In a recently issued NRC adjudicatory decision, the Commission reaffirmed its regulatory interpretation allowing power reactor licensees applying for subsequent license renewal (SLR), and the NRC Staff reviewing these applications, to rely on the NRC’s Generic Environmental Impact Statement (GEIS) for License Renewal of Nuclear Plants (GEIS). Two of the five Commissioners dissented, however, arguing this interpretation violates the NRC’s obligations under the National Environmental Policy Act (NEPA).

At issue in this proceeding is the SLR application for Peach Bottom Atomic Power Station Units 2 and 3 (Peach Bottom). Peach Bottom is the second power station to apply for (and receive) a subsequent 20-year renewed license. Beyond Nuclear, an anti-nuclear advocacy group, filed a hearing request and petition to intervene in the NRC proceeding, proposing two contentions to be litigated at an evidentiary hearing. After briefing and oral argument, the Atomic Safety and Licensing Board (Board) denied Beyond Nuclear’s hearing request and found neither of its contentions were admissible.

Beyond Nuclear only appealed the Board’s denial of Contention 2, which alleged, among other things, that the applicant’s environmental report violated the NEPA and 10 CFR 51.53(c)(2) by failing to address potential environmental impacts from hypothetical accidents associated with aging equipment. The central dispute was whether the applicant could rely on the NRC’s generic evaluation of this scenario as presented in the GEIS and codified in NRC regulations.

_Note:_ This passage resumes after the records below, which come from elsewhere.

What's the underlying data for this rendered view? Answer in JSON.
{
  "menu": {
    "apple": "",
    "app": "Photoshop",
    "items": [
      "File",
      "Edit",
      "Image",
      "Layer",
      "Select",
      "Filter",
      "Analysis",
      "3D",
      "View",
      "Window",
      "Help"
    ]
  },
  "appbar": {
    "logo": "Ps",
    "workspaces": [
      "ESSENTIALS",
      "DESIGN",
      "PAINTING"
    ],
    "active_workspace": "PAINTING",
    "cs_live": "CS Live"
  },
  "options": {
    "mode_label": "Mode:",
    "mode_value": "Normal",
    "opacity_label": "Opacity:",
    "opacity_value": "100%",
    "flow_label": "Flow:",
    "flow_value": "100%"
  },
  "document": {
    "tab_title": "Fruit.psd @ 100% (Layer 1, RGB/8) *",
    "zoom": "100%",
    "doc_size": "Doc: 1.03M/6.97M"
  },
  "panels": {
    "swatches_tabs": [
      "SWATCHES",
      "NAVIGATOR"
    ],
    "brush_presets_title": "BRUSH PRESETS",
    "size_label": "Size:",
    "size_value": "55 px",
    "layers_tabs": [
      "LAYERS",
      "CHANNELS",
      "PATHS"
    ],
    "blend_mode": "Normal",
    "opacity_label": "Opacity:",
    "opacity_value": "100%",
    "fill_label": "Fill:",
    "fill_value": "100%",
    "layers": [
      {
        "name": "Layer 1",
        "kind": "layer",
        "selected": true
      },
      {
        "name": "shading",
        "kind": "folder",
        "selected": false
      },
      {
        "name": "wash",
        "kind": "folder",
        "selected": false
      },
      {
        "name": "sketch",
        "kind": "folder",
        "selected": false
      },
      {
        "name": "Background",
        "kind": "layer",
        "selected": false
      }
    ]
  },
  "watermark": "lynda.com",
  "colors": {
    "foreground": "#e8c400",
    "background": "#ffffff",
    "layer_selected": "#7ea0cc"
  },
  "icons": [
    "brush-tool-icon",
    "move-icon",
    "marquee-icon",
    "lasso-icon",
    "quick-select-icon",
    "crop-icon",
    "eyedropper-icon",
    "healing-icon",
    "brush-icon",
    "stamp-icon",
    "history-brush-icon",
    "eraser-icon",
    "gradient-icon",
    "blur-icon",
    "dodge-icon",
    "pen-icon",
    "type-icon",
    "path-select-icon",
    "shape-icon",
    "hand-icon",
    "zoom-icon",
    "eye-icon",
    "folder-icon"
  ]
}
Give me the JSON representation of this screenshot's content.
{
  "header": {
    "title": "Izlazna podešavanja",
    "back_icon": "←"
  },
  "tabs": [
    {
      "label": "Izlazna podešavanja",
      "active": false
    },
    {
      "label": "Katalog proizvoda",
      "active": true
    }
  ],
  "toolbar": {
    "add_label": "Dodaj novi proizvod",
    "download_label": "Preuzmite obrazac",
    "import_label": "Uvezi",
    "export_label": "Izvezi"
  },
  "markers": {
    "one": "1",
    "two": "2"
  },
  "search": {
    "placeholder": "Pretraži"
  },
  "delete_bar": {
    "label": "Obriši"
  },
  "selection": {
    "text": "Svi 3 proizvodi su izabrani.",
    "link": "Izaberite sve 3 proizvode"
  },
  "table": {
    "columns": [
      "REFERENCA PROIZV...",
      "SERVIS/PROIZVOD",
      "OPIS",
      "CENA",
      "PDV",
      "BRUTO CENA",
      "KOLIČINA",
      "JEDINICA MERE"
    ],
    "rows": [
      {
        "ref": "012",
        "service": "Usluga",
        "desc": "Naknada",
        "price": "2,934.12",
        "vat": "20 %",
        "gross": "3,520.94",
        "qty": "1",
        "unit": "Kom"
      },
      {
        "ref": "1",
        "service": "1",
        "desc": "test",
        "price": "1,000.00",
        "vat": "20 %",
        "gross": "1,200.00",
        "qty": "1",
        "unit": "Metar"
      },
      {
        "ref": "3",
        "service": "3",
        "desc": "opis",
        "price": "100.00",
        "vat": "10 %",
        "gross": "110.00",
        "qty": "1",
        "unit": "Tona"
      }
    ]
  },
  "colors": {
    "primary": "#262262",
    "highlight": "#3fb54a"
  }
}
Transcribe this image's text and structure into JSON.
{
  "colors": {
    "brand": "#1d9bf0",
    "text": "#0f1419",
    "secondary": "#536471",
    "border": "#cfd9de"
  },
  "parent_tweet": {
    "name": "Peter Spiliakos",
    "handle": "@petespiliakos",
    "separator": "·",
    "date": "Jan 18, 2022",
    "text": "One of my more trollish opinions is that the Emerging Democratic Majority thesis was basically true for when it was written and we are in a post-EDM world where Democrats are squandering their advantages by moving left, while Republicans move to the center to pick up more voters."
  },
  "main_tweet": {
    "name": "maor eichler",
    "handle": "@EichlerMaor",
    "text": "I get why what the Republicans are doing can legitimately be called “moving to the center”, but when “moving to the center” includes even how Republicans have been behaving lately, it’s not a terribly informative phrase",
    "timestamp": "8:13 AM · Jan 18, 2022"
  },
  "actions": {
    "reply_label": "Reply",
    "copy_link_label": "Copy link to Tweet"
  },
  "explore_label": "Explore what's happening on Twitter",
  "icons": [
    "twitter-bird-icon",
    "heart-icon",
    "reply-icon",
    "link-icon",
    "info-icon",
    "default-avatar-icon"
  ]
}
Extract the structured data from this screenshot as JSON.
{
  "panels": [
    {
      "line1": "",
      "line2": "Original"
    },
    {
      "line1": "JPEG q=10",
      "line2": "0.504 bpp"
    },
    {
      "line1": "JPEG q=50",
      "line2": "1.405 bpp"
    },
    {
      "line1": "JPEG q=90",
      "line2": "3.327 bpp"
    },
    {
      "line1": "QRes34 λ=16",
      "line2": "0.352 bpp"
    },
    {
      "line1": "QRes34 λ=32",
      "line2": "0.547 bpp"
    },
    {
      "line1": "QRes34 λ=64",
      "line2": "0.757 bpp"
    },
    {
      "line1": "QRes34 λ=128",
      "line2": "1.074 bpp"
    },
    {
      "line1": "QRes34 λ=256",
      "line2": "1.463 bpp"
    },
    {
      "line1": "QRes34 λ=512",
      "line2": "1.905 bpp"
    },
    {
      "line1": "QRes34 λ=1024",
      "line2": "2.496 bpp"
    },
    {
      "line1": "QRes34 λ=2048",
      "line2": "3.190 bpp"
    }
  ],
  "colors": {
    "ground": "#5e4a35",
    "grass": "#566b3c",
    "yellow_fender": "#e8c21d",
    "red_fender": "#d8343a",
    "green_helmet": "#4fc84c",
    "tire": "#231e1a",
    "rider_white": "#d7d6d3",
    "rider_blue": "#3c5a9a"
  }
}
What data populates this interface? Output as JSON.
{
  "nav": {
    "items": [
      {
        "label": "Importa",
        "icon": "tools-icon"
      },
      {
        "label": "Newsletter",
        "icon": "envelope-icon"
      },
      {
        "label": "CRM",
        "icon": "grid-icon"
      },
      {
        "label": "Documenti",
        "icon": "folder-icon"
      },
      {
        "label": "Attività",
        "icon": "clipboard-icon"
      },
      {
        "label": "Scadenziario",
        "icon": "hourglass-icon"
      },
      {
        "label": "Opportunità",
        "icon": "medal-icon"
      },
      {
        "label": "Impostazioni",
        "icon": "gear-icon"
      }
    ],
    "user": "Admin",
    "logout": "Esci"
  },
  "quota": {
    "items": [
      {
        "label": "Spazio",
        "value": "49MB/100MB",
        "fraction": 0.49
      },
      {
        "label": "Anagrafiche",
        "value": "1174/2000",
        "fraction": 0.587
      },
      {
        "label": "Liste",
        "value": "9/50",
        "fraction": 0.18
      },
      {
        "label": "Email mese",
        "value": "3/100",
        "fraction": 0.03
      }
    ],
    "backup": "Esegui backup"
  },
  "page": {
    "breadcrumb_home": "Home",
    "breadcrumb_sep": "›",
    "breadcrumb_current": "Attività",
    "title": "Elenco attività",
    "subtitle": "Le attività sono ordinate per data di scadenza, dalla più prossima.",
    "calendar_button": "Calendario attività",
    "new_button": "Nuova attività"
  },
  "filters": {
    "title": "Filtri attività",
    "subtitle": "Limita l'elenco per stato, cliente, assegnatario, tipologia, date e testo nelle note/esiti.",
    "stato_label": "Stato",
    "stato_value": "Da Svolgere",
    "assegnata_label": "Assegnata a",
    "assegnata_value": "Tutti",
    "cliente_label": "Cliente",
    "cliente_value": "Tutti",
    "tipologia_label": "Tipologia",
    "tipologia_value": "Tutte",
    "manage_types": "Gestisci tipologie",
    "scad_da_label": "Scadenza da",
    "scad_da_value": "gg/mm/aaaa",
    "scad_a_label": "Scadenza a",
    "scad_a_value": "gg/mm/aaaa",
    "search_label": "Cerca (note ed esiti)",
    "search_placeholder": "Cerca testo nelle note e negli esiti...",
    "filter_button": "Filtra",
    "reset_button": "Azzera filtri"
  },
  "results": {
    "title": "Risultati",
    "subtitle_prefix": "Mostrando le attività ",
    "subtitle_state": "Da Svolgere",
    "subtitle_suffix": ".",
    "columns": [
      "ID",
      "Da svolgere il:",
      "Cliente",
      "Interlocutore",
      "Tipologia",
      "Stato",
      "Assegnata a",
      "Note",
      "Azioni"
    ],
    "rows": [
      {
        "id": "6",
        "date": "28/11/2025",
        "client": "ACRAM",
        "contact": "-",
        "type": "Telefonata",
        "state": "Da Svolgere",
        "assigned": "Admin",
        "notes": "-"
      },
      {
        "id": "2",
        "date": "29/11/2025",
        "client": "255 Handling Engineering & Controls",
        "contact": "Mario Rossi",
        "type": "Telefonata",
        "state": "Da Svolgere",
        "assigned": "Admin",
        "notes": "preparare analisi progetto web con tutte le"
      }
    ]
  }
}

Beyond Nuclear argued that Peach Bottom could not rely on the GEIS because 10 CFR 51.53(c)(3) limits its applicability to applicants seeking an “initial” renewed license.

In April 2020, as we previously discussed, a four-member Commission affirmed in a different SLR proceeding that Section 51.53(c)(3) does not limit the applicability of the GEIS to initial license renewal. Commissioner Baran dissented from that ruling, and Commissioner Hanson had not yet joined the Commission. In ruling on Beyond Nuclear’s appeal in the Peach Bottom proceeding, the majority of the Commission pointed to, and declined to revisit, its earlier decision. In dissent, Commissioners Baran and Hanson argued that applying Section 51.53(c)(3) to subsequent renewal conflicts with the wording of the regulation and violates the NRC’s NEPA obligations. They believe the Commission’s decision wrongly expands the scope of the GEIS “after the fact” because it did not “analyze the subsequent license renewal time period.”

Although this decision confirms the applicability of Section 51.53(c) and the GEIS to SLR applications, it is worth noting that Commission membership could change under a new administration. In addition, the NRC is in the process of updating the GEIS and its codified conclusions, and has indicated that it may seek to “clarify” the applicability of the GEIS to SLR applications as part of that proceeding, which potentially could resolve the issue. However, the update and associated rulemaking are not expected to be final until 2023, and the Staff’s approach is subject to change.

We will continue to monitor further developments in this area.